Newman himself was staunchly opposed to the IRL and believed its ambitions were driven chiefly by greed because that group held the sport’s jewel-in-the-crown the Indianapolis 500.
However Newman-Haas did field an entry a few times in the Indy 500, the only Champ Car team to do so in the final years of Champ Car’s existence.
Champ Car would ultimately fold and the one and only IRL race to be staged on the Gold Coast occurred in 2008.
The team had been loyal to the Champ Car cause to the end but it had no option to ultimately conform when the two sides – CART and the IRL – merged in 2008.

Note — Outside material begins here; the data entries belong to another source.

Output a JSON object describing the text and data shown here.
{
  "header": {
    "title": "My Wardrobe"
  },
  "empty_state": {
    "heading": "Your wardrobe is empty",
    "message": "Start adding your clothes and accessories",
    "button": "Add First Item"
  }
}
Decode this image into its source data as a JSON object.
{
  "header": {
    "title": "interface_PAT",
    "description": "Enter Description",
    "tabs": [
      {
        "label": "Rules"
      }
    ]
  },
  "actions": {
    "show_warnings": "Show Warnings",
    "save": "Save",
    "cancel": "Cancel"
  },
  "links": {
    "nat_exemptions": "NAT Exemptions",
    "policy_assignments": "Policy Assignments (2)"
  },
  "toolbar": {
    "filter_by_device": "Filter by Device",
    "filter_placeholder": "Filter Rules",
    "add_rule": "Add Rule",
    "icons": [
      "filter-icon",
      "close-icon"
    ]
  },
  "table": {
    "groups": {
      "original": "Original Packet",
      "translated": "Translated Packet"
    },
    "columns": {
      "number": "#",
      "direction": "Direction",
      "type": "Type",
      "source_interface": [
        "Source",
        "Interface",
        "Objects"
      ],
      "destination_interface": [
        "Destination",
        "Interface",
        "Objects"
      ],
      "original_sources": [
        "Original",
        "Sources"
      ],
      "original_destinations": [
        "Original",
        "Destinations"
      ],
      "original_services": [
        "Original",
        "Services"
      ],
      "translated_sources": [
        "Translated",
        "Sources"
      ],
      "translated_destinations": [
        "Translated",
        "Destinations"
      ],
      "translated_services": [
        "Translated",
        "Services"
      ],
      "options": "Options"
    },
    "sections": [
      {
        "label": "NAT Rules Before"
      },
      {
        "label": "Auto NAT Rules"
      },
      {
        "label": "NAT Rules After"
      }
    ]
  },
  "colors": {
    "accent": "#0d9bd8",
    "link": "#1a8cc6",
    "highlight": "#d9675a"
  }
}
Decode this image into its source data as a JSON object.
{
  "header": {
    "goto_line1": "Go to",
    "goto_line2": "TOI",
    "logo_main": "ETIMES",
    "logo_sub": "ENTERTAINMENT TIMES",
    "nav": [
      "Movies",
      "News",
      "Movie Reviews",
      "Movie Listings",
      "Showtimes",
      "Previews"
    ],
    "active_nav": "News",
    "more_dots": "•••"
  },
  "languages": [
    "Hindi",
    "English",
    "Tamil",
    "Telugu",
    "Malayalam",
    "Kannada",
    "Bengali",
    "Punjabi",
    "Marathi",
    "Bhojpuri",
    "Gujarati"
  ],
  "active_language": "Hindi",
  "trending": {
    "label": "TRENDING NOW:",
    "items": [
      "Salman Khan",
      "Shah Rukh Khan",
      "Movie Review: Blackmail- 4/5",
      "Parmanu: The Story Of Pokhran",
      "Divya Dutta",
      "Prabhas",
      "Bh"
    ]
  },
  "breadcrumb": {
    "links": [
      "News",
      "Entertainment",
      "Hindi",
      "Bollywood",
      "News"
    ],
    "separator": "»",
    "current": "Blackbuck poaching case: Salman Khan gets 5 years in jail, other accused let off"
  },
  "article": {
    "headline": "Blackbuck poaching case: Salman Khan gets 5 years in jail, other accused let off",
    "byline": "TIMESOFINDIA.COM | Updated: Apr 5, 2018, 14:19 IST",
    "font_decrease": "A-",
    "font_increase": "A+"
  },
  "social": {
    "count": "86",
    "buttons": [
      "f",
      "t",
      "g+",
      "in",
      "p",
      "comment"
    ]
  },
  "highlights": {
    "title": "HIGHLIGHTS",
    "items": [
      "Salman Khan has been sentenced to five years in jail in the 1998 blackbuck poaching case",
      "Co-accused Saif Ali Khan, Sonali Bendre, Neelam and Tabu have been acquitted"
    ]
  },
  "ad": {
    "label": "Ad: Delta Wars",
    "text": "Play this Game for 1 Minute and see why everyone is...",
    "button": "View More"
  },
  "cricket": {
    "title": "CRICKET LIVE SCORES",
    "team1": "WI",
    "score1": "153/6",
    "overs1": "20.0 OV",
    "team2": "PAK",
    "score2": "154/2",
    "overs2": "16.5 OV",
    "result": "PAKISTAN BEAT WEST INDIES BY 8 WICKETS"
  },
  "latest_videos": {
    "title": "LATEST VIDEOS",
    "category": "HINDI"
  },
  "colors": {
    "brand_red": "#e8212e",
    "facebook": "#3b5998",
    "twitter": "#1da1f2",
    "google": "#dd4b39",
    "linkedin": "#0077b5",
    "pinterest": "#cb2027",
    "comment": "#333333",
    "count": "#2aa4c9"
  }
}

Newman-Haas was now falling on lean times and was feeling the pinch financially as the GFC sunk its fangs into corporate America.
Indeed it suffered its cruellest loss when Paul Newman, the brilliant actor and philanthropist
died in September 2008.
The loss of Newman sadly reflected the status of the most successful team in CART/Champ Car history which was, too, coming to the end of days.
Up until 2007 Newman-Haas had been the beacon of stability and success in America’s top open wheel category where it was enlivened with bluechip sponsors and some of the greatest single-seater exponents in history.
People stayed with the team for many years, happy in the service of a squad that was led from the top the right way.
People like John Tzouanakis were happy to devote a large portion of their career to Newman-Haas. He was team manager for more than 25 years. Brian Lisles was the general manager for 19 while Kenny Siwieck was the assistant team manager for the same period.
Bourdais’ race engineer Craig Hampson plied his trade in Newman-Haas colours for 14 years, while Colin Duff was the shop manager for 22 years, the same time as chief mechanic Don Hoevel (Graham Rahal).
The team’s crew chief Kevin Chambers was with the Illinois squad for 15 years while Pero Campuzano (Bourdais) held down his role as chief mechanic for 13 years.
Over the years the who’s who list of celebrities had been wined and dined under the Newman-Haas annex at racetracks around America.
The list of guests of the team was only outnumbered by its list of racing achievements.
Some of those who tasted the famed Newman-Haas hospitality were Bruce Willis, Anna Kournikova, Minnie Driver, Dennis Rodman, Donald Trump and daughter Ivanka, Barbara Eden, Tom Cruise, Sylvester Stallone and Greg Norman.
But those heady days would become a fading memory.
One of the greatest motor racing teams in America’s history was nearing the end of the road.
Last year Carl Haas announced the that team would no longer continue and sadly a great chapter in open wheel racing was closed.
It may never have won an Indy 500 but the team finished with the incredible record of 107 wins and 109 pole positions over 29 years.
And this richly decorated team that has created so many stories over the years closed its doors with a succinct statement by Haas, the man who would trawl the paddock chomping on an unlit cigar and who would bless his cars before each race.
“The economic climate no longer enables Newman-Haas Racing to participate in open-wheel racing at this time,” he said.
Thanks for the memories Newman-Haas Racing.